Although cryptocurrencies revolutionize traditional finance, multiple concerns hinder their widespread adoption. For example, they use a complex addressing system. Also, the trading of virtual currencies is mainly reliant on centralized exchanges (CEX). Assets held on CEXs are worth billions of dollars, providing an incentive for hackers to compromise their security and steal funds. Check out this article to improve the security of your accounts.
Decentralized Exchanges (DEXs) eliminated the need for users to delegate the security of their virtual wealth to a central authority, but lack enough liquidity. Atomic Swaps were the next secret card in winning the liquidity and security war.
What is an Atomic Swap exactly?
An atomic swap is a method that allows peer-to-peer (P2P) trading of two separate virtual currencies without the help of a third party. The process uses a smart contract and connects directly to the cryptocurrency wallets of the involved parties.
The first clear explanation of atomic swaps was done in 2013 by Tier Nolan, although Daniel Larimer built an atomic swap-like platform a year before. But, how do atomic swaps mitigate risks such as dishonesty without an intermediary? It’s simple.
An Atomic Swap in Use
Let’s consider a situation where Janet wants to atomically exchange her Litecoin (LTC) with Evan, who owns Bitcoins (BTC).
Janet needs to send her share of LTC to a smart contract. Janet gets the key to the contract. To connect with Evan, she shares a cryptographic representation of the key with him. Here’s where security comes in; Evan can’t open the safe to withdraw Janet’s LTC without the actual key.
Using the cryptographic representation, Evan creates a smart contract and deposits his share of BTC. Using her key, Janet can open Evans BTC safe and take the coins. What about Evan? Janet’s key has a hash lock functionality that enables the contents of the two safes to be claimed simultaneously. This ensures there’s no cheating.
Once Janet and Evans claim their individual shares, the swap is complete. Note that funds involved in an atomic swap are claimed in full. So, it’s either the swap is complete or canceled. There can never be a half-settled swap.
An atomic swap can happen either on or off-chain on a layer two platform. Notably, layer-two based atomic swaps use payment channels similar to those employed by the Bitcoin Lightning Network.
2 Critical Features of an Atomic Swap
To enhance fairness, swaps use a hash lock and a time lock.
- Hash lock – The hash lock feature deals with the keys involved and ensures that the funds locked within a smart contract are claimable only when enough key centric data has been provided.
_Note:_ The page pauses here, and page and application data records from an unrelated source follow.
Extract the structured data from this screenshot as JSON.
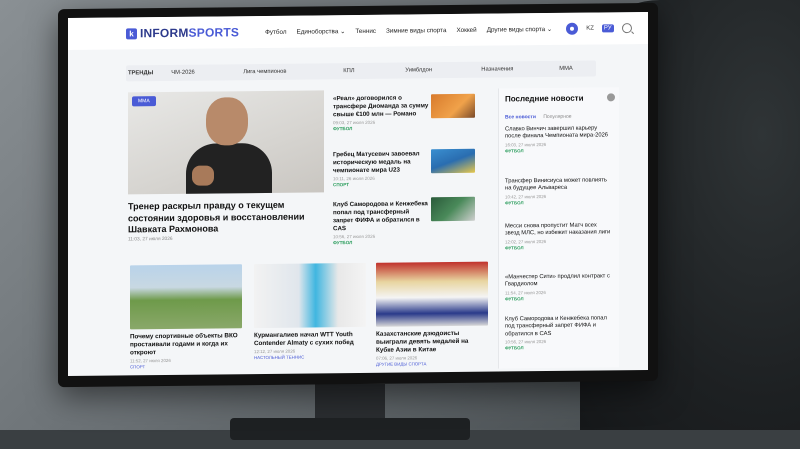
{
  "logo": {
    "letter": "k",
    "name_a": "INFORM",
    "name_b": "SPORTS"
  },
  "nav": [
    "Футбол",
    "Единоборства ⌄",
    "Теннис",
    "Зимние виды спорта",
    "Хоккей",
    "Другие виды спорта ⌄"
  ],
  "langs": {
    "kz": "KZ",
    "ru": "РУ"
  },
  "trends": {
    "label": "ТРЕНДЫ",
    "items": [
      "ЧМ-2026",
      "Лига чемпионов",
      "КПЛ",
      "Уимблдон",
      "Назначения",
      "ММА"
    ]
  },
  "feature": {
    "badge": "ММА",
    "title": "Тренер раскрыл правду о текущем состоянии здоровья и восстановлении Шавката Рахмонова",
    "time": "11:03, 27 июля 2026"
  },
  "middle": [
    {
      "title": "«Реал» договорился о трансфере Диоманда за сумму свыше €100 млн — Романо",
      "time": "09:03, 27 июля 2026",
      "cat": "ФУТБОЛ"
    },
    {
      "title": "Гребец Матусевич завоевал историческую медаль на чемпионате мира U23",
      "time": "10:11, 26 июля 2026",
      "cat": "СПОРТ"
    },
    {
      "title": "Клуб Самородова и Кенжебека попал под трансферный запрет ФИФА и обратился в CAS",
      "time": "10:56, 27 июля 2026",
      "cat": "ФУТБОЛ"
    }
  ],
  "sidebar": {
    "title": "Последние новости",
    "tab_all": "Все новости",
    "tab_popular": "Популярное",
    "items": [
      {
        "title": "Славко Винчич завершил карьеру после финала Чемпионата мира-2026",
        "time": "16:03, 27 июля 2026",
        "cat": "ФУТБОЛ"
      },
      {
        "title": "Трансфер Винисиуса может повлиять на будущее Альвареса",
        "time": "10:42, 27 июля 2026",
        "cat": "ФУТБОЛ"
      },
      {
        "title": "Месси снова пропустит Матч всех звезд МЛС, но избежит наказания лиги",
        "time": "12:02, 27 июля 2026",
        "cat": "ФУТБОЛ"
      },
      {
        "title": "«Манчестер Сити» продлил контракт с Гвардиолом",
        "time": "11:54, 27 июля 2026",
        "cat": "ФУТБОЛ"
      },
      {
        "title": "Клуб Самородова и Кенжебека попал под трансферный запрет ФИФА и обратился в CAS",
        "time": "10:56, 27 июля 2026",
        "cat": "ФУТБОЛ"
      }
    ]
  },
  "cards": [
    {
      "title": "Почему спортивные объекты ВКО простаивали годами и когда их откроют",
      "time": "11:52, 27 июля 2026",
      "cat": "СПОРТ"
    },
    {
      "title": "Курмангалиев начал WTT Youth Contender Almaty с сухих побед",
      "time": "12:12, 27 июля 2026",
      "cat": "НАСТОЛЬНЫЙ ТЕННИС"
    },
    {
      "title": "Казахстанские дзюдоисты выиграли девять медалей на Кубке Азии в Китае",
      "time": "07:06, 27 июля 2026",
      "cat": "ДРУГИЕ ВИДЫ СПОРТА"
    }
  ],
  "colors": {
    "accent": "#4a5bd6",
    "green": "#2a9d5c"
  },
  "icons": [
    "theme-toggle-icon",
    "search-icon",
    "arrow-right-icon"
  ]
}
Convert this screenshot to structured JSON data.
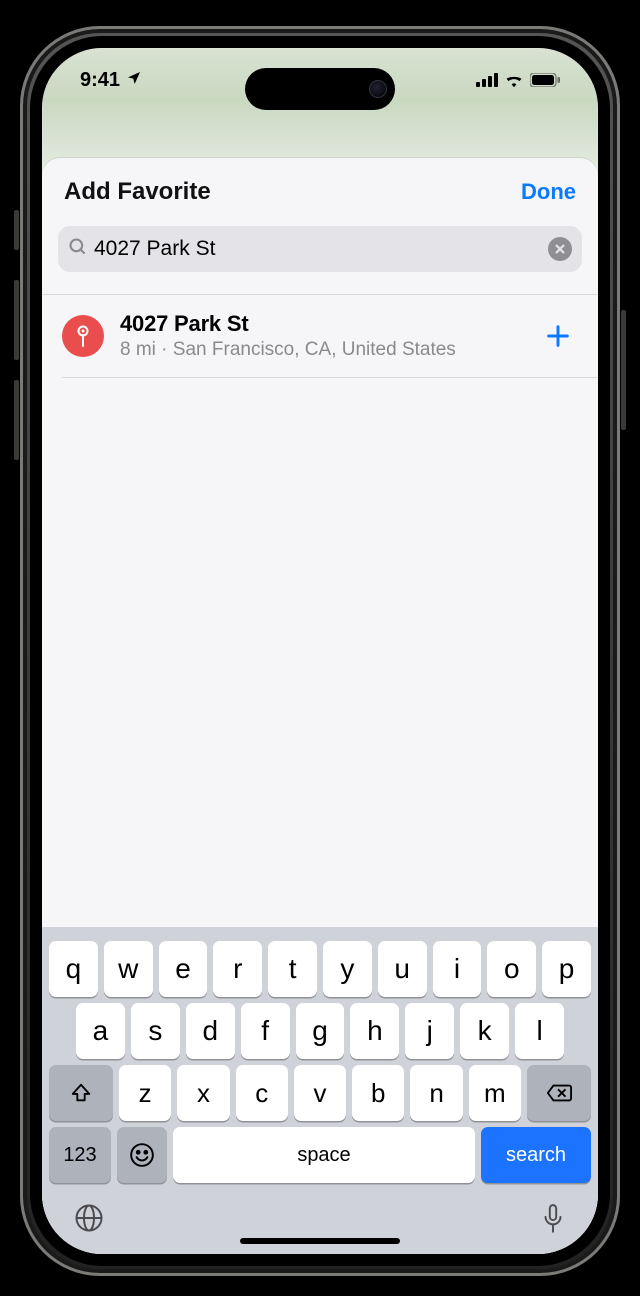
{
  "status": {
    "time": "9:41",
    "location_icon": "location-arrow",
    "signal": 4,
    "wifi": 3,
    "battery": 100
  },
  "sheet": {
    "title": "Add Favorite",
    "done_label": "Done"
  },
  "search": {
    "value": "4027 Park St",
    "placeholder": "Search"
  },
  "results": [
    {
      "title": "4027 Park St",
      "distance": "8 mi",
      "separator": " · ",
      "subtitle": "San Francisco, CA, United States"
    }
  ],
  "keyboard": {
    "row1": [
      "q",
      "w",
      "e",
      "r",
      "t",
      "y",
      "u",
      "i",
      "o",
      "p"
    ],
    "row2": [
      "a",
      "s",
      "d",
      "f",
      "g",
      "h",
      "j",
      "k",
      "l"
    ],
    "row3": [
      "z",
      "x",
      "c",
      "v",
      "b",
      "n",
      "m"
    ],
    "numbers_label": "123",
    "space_label": "space",
    "action_label": "search"
  }
}
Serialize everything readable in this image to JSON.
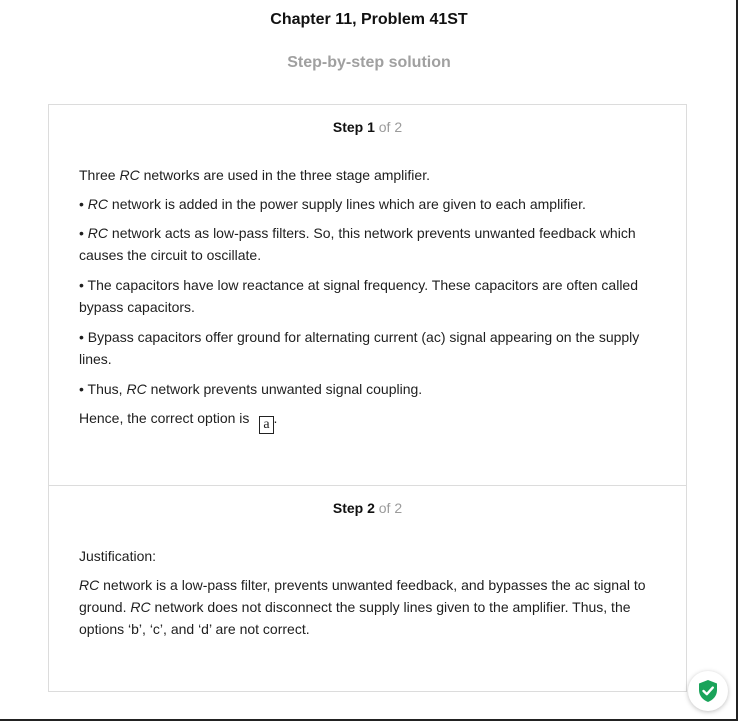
{
  "header": {
    "title": "Chapter 11, Problem 41ST",
    "subtitle": "Step-by-step solution"
  },
  "steps": [
    {
      "label": "Step 1",
      "of_text": "of 2",
      "paragraphs": [
        {
          "parts": [
            "Three ",
            "RC",
            " networks are used in the three stage amplifier."
          ]
        },
        {
          "parts": [
            "• ",
            "RC",
            " network is added in the power supply lines which are given to each amplifier."
          ]
        },
        {
          "parts": [
            "• ",
            "RC",
            " network acts as low-pass filters. So, this network prevents unwanted feedback which causes the circuit to oscillate."
          ]
        },
        {
          "text": "• The capacitors have low reactance at signal frequency. These capacitors are often called bypass capacitors."
        },
        {
          "text": "• Bypass capacitors offer ground for alternating current (ac) signal appearing on the supply lines."
        },
        {
          "parts": [
            "• Thus, ",
            "RC",
            " network prevents unwanted signal coupling."
          ]
        }
      ],
      "answer_prefix": "Hence, the correct option is",
      "answer_value": "a",
      "answer_suffix": "."
    },
    {
      "label": "Step 2",
      "of_text": "of 2",
      "paragraphs": [
        {
          "text": "Justification:"
        },
        {
          "parts": [
            "",
            "RC",
            " network is a low-pass filter, prevents unwanted feedback, and bypasses the ac signal to ground. ",
            "RC",
            " network does not disconnect the supply lines given to the amplifier. Thus, the options ‘b’, ‘c’, and ‘d’ are not correct."
          ]
        }
      ]
    }
  ],
  "badge": {
    "icon": "shield-check-icon",
    "color": "#1aa35a"
  },
  "colors": {
    "muted": "#9b9b9b",
    "border": "#dcdcdc",
    "text": "#1e1e1e"
  }
}
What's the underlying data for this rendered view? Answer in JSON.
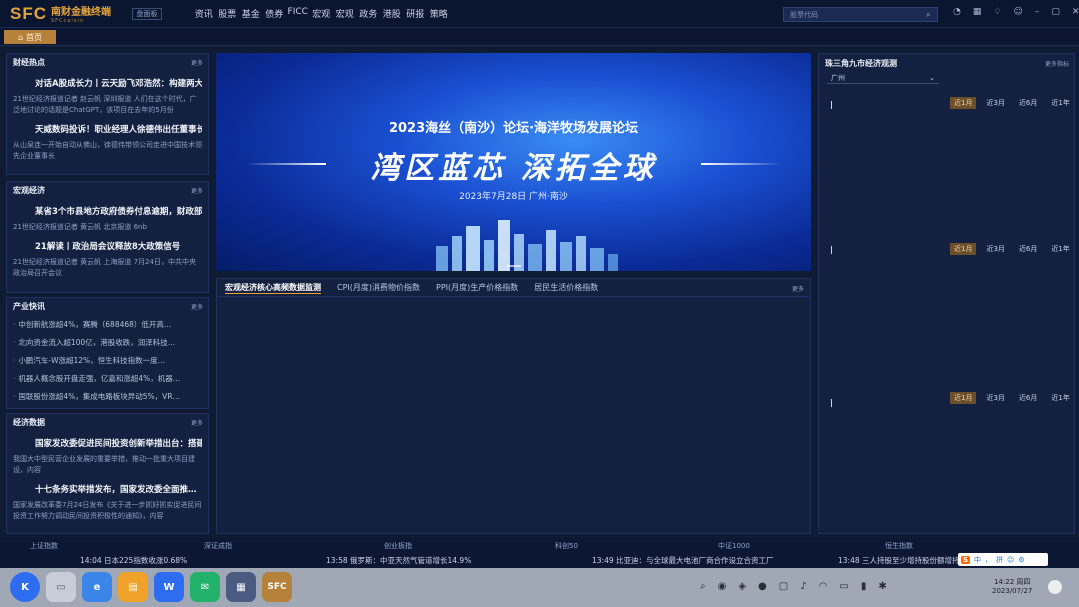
{
  "app": {
    "logo_sfc": "SFC",
    "logo_cn": "南财金融终端",
    "logo_en": "SFCcaixin",
    "board_label": "盘面板"
  },
  "nav": [
    "资讯",
    "股票",
    "基金",
    "债券",
    "FICC",
    "宏观",
    "宏观",
    "政务",
    "港股",
    "研报",
    "策略"
  ],
  "search": {
    "placeholder": "股票代码"
  },
  "home_tab": "首页",
  "panels": {
    "hot": {
      "title": "财经热点",
      "more": "更多",
      "items": [
        {
          "headline": "对话A股成长力丨云天励飞邓浩然：构建两大…",
          "desc": "21世纪经济报道记者 赵云帆 深圳报道 人们在这个时代，广泛地讨论的话题是ChatGPT，该项目在去年的5月份"
        },
        {
          "headline": "天威数码投诉！职业经理人徐德伟出任董事长…",
          "desc": "从山泉连一开始自动从佛山，徐德伟带领公司走进中国技术领先企业董事长"
        }
      ]
    },
    "macro": {
      "title": "宏观经济",
      "more": "更多",
      "items": [
        {
          "headline": "某省3个市县地方政府债券付息逾期，财政部…",
          "desc": "21世纪经济报道记者 黄云帆 北京报道 6nb"
        },
        {
          "headline": "21解读丨政治局会议释放8大政策信号",
          "desc": "21世纪经济报道记者 黄云帆 上海报道 7月24日，中共中央政治局召开会议"
        }
      ]
    },
    "industry": {
      "title": "产业快讯",
      "more": "更多",
      "items": [
        "中创新航涨超4%，赛腾（688468）低开高…",
        "北向资金流入超100亿，港股收跌，润泽科技…",
        "小鹏汽车-W涨超12%，恒生科技指数一度…",
        "机器人概念股开盘走强，亿嘉和涨超4%，机器…",
        "国联股份涨超4%，集成电路板块异动5%，VR…"
      ]
    },
    "data": {
      "title": "经济数据",
      "more": "更多",
      "items": [
        {
          "headline": "国家发改委促进民间投资创新举措出台：搭建…",
          "desc": "我国大中型民营企业发展的重要举措，推动一批重大项目建设，内容"
        },
        {
          "headline": "十七条务实举措发布，国家发改委全面推…",
          "desc": "国家发展改革委7月24日发布《关于进一步抓好抓实促进民间投资工作努力调动民间投资积极性的通知》，内容"
        }
      ]
    }
  },
  "banner": {
    "title": "2023海丝（南沙）论坛·海洋牧场发展论坛",
    "slogan": "湾区蓝芯  深拓全球",
    "meta": "2023年7月28日        广州·南沙"
  },
  "indicators": {
    "tabs": [
      "宏观经济核心高频数据监测",
      "CPI(月度)消费物价指数",
      "PPI(月度)生产价格指数",
      "居民生活价格指数"
    ],
    "more": "更多"
  },
  "right": {
    "title": "珠三角九市经济观测",
    "more": "更多指标",
    "city": "广州",
    "ranges": [
      "近1月",
      "近3月",
      "近6月",
      "近1年"
    ]
  },
  "ticker": {
    "indices": [
      "上证指数",
      "深证成指",
      "创业板指",
      "科创50",
      "中证1000",
      "恒生指数"
    ],
    "news": [
      "14:04 日本225指数收涨0.68%",
      "13:58 俄罗斯：中亚天然气管道增长14.9%",
      "13:49 比亚迪：与全球最大电池厂商合作设立合资工厂",
      "13:48 三人持股至少增持股份额增持"
    ]
  },
  "taskbar": {
    "apps": [
      "K",
      "▭",
      "e",
      "▤",
      "W",
      "✉",
      "▦",
      "SFC"
    ],
    "time": "14:22 周四",
    "date": "2023/07/27",
    "ime": [
      "S",
      "中",
      "，",
      "拼",
      "☺",
      "⚙"
    ]
  }
}
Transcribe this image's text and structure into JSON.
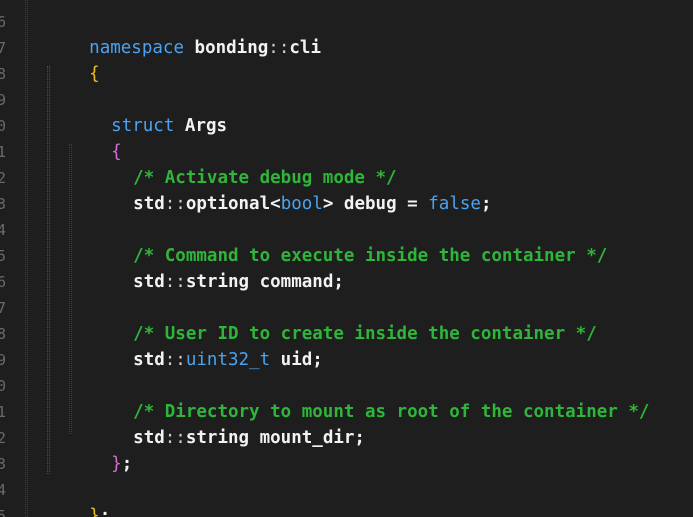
{
  "line_numbers": [
    "6",
    "7",
    "8",
    "9",
    "0",
    "1",
    "2",
    "3",
    "4",
    "5",
    "6",
    "7",
    "8",
    "9",
    "0",
    "1",
    "2",
    "3",
    "4",
    "5"
  ],
  "code": {
    "ns_keyword": "namespace",
    "ns_name": "bonding",
    "ns_sep": "::",
    "ns_sub": "cli",
    "open_brace_outer": "{",
    "struct_keyword": "struct",
    "struct_name": "Args",
    "open_brace_inner": "{",
    "comment_debug": "/* Activate debug mode */",
    "debug_std": "std",
    "debug_sep": "::",
    "debug_optional": "optional",
    "debug_lt": "<",
    "debug_bool": "bool",
    "debug_gt": ">",
    "debug_name": " debug ",
    "debug_eq": "=",
    "debug_false": "false",
    "debug_semi": ";",
    "comment_command": "/* Command to execute inside the container */",
    "command_std": "std",
    "command_sep": "::",
    "command_type": "string",
    "command_name": " command",
    "command_semi": ";",
    "comment_uid": "/* User ID to create inside the container */",
    "uid_std": "std",
    "uid_sep": "::",
    "uid_type": "uint32_t",
    "uid_name": " uid",
    "uid_semi": ";",
    "comment_mount": "/* Directory to mount as root of the container */",
    "mount_std": "std",
    "mount_sep": "::",
    "mount_type": "string",
    "mount_name": " mount_dir",
    "mount_semi": ";",
    "close_brace_inner": "}",
    "close_inner_semi": ";",
    "close_brace_outer": "}",
    "close_outer_semi": ";"
  },
  "colors": {
    "background": "#1e1e1e",
    "keyword": "#4aa3f2",
    "comment": "#2fb53a",
    "brace_outer": "#f0c020",
    "brace_inner": "#d070d0",
    "text": "#f2f2f2"
  }
}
- Time lock – This binds the swap with a timeframe. When this period elapses, the swap is canceled, and funds are returned to their respective owners.
Advantages and Disadvantages of an Atomic Swap
An atomic swap is advantageous because it facilitates trading across blockchains without the need for a third party. Also, it doesn’t rely on liquidity from an exchange, it is secure and trustless.
Unfortunately, it can only be conducted between decentralized networks using the same hashing method. In addition, the blockchains must support smart contracts with time and hash lock functionalities.
An atomic swap falls short of securing users’ privacy since a swap on one blockchain can easily be connected to its corresponding swap on another decentralized system.
An atomic swap saves participants the transaction costs charged by cryptocurrency exchanges and improves the security of funds. Additionally, it’s not affected by a lack of liquidity or overstretching of trading platforms due to high trading activities.